[[ Dataset entries, beginning ]]

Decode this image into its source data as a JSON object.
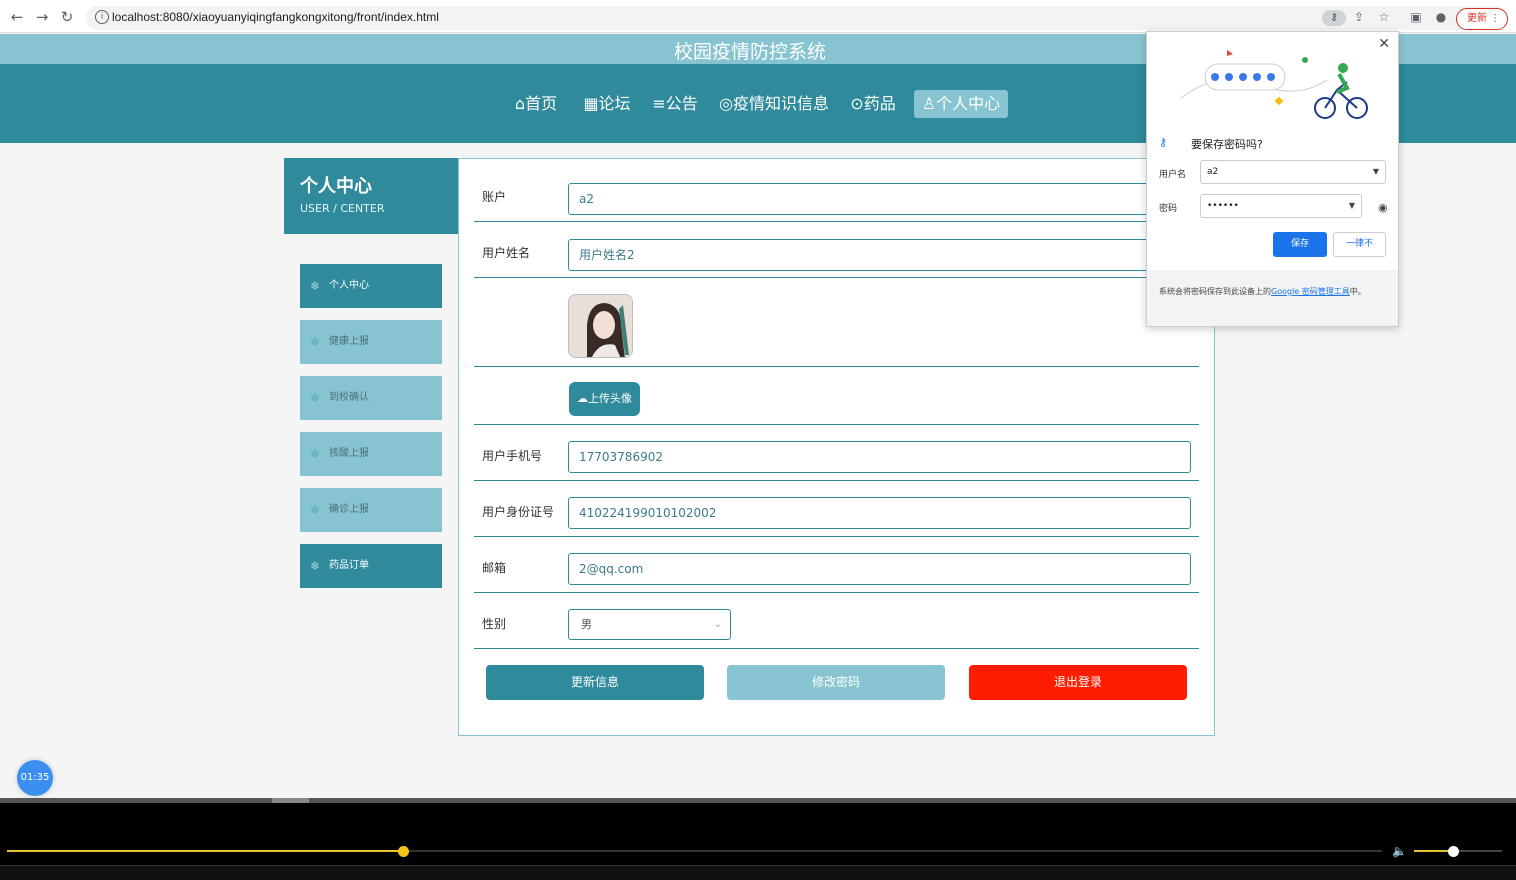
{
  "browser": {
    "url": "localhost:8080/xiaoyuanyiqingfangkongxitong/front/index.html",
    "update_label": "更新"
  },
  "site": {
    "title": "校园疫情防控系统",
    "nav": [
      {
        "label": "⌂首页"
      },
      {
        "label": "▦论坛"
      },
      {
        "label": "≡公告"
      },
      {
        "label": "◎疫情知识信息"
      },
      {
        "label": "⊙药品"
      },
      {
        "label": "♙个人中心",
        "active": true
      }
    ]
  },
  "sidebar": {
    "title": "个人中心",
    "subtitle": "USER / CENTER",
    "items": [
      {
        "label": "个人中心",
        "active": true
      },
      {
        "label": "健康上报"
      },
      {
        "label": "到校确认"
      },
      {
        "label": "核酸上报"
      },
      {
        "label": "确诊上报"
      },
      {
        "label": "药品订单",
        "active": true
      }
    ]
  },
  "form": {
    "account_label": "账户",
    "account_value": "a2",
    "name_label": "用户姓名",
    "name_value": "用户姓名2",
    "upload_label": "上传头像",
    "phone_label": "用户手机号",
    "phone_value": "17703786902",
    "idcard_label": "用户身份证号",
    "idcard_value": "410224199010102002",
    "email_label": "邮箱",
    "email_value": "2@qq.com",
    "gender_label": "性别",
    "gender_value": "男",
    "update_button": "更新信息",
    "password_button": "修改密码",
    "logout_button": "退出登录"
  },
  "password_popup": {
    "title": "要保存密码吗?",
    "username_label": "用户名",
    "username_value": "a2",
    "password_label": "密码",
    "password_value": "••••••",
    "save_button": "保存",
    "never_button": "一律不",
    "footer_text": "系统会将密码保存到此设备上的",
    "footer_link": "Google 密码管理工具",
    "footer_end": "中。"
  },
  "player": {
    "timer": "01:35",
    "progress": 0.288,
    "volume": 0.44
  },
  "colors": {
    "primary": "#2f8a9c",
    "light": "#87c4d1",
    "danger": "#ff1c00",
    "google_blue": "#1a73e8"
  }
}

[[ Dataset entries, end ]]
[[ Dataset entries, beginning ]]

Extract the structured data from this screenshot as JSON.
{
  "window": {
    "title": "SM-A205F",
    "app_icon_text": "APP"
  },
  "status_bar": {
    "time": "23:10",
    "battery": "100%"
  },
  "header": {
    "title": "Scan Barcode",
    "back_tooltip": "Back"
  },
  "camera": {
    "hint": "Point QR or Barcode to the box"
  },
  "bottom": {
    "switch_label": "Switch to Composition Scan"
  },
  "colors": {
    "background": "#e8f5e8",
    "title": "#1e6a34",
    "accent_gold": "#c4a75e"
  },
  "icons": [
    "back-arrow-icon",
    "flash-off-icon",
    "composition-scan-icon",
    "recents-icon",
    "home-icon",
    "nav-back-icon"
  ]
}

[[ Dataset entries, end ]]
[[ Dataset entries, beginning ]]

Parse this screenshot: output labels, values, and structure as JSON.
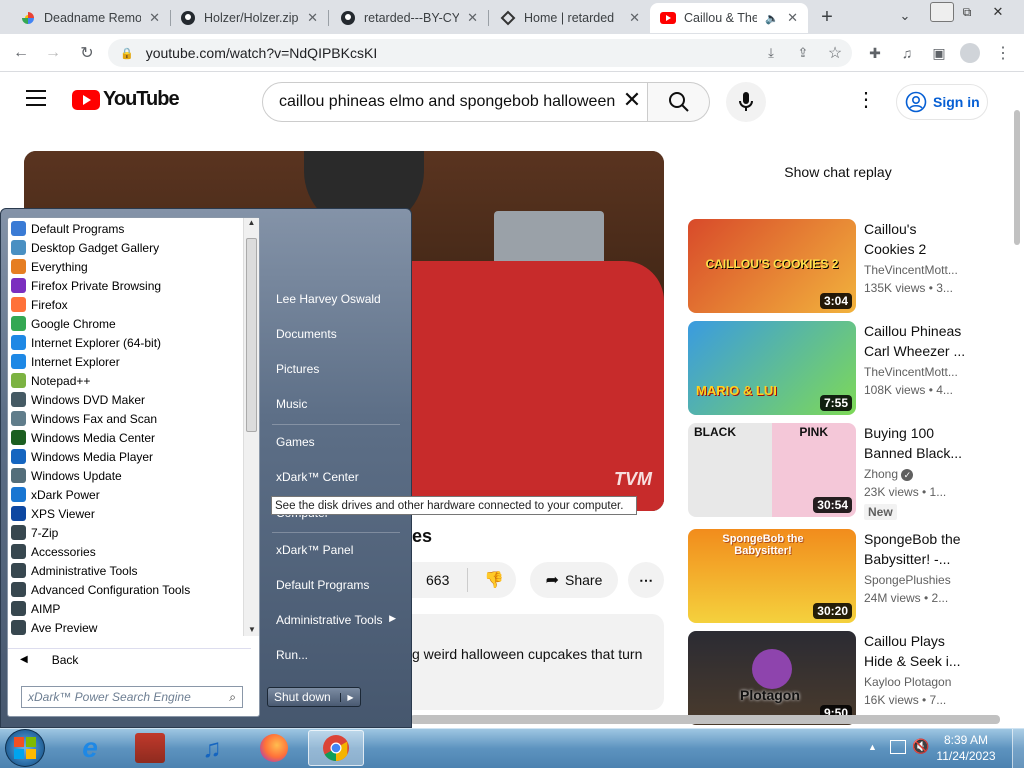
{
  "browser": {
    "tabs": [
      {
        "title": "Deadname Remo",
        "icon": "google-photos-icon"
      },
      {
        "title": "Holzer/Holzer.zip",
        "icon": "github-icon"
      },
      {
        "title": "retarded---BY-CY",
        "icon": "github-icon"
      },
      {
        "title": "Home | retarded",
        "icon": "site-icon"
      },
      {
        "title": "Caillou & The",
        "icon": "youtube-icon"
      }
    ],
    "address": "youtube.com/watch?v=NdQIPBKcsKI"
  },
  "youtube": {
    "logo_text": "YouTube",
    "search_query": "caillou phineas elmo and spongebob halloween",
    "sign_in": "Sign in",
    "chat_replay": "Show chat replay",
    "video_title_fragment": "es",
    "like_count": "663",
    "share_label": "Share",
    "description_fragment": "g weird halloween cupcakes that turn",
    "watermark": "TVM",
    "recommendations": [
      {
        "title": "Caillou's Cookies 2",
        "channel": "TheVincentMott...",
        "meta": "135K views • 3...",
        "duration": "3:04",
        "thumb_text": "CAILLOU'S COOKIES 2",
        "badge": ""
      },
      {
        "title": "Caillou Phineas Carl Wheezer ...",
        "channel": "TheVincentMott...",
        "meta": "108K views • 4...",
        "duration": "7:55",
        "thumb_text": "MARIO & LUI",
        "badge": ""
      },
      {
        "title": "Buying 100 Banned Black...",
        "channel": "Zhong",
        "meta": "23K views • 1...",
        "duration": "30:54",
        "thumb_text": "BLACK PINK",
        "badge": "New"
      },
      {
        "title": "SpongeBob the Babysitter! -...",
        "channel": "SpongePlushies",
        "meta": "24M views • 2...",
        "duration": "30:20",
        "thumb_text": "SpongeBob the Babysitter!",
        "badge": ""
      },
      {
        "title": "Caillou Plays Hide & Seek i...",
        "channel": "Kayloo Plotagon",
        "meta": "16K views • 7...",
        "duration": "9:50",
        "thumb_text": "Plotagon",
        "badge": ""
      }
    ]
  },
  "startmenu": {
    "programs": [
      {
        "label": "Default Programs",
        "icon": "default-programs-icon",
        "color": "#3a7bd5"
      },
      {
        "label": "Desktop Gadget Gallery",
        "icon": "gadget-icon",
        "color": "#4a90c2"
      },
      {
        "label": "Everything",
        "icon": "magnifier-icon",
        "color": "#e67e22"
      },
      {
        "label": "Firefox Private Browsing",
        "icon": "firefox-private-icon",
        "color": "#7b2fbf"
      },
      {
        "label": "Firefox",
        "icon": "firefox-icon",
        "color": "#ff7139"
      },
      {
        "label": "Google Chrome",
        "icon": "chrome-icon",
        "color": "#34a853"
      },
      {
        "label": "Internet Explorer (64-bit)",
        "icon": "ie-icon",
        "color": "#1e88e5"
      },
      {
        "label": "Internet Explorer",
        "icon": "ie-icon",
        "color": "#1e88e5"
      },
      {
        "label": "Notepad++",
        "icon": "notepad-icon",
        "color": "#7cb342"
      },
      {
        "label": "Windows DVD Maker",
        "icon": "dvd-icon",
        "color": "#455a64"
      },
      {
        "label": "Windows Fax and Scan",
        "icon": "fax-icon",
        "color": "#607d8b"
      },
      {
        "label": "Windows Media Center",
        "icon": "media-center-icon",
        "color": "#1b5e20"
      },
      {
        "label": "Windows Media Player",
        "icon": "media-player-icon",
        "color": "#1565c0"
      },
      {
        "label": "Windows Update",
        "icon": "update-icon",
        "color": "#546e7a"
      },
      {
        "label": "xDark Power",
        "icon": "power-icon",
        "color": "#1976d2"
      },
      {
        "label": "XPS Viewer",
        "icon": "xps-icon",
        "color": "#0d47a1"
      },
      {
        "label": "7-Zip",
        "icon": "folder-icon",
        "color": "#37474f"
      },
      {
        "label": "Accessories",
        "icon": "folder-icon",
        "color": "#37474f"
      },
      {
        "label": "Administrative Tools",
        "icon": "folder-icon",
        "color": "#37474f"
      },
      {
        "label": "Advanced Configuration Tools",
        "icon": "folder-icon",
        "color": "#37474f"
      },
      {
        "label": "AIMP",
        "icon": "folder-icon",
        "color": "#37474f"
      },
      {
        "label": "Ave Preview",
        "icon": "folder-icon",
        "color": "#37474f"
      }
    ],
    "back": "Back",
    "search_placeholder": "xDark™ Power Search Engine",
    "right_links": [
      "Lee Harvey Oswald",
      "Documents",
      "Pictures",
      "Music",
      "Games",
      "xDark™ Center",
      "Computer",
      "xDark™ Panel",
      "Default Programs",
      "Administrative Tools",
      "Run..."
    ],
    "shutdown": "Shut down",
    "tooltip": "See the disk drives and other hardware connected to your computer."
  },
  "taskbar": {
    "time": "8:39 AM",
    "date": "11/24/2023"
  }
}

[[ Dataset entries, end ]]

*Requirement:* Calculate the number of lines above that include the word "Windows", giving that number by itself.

*Written answer:* 5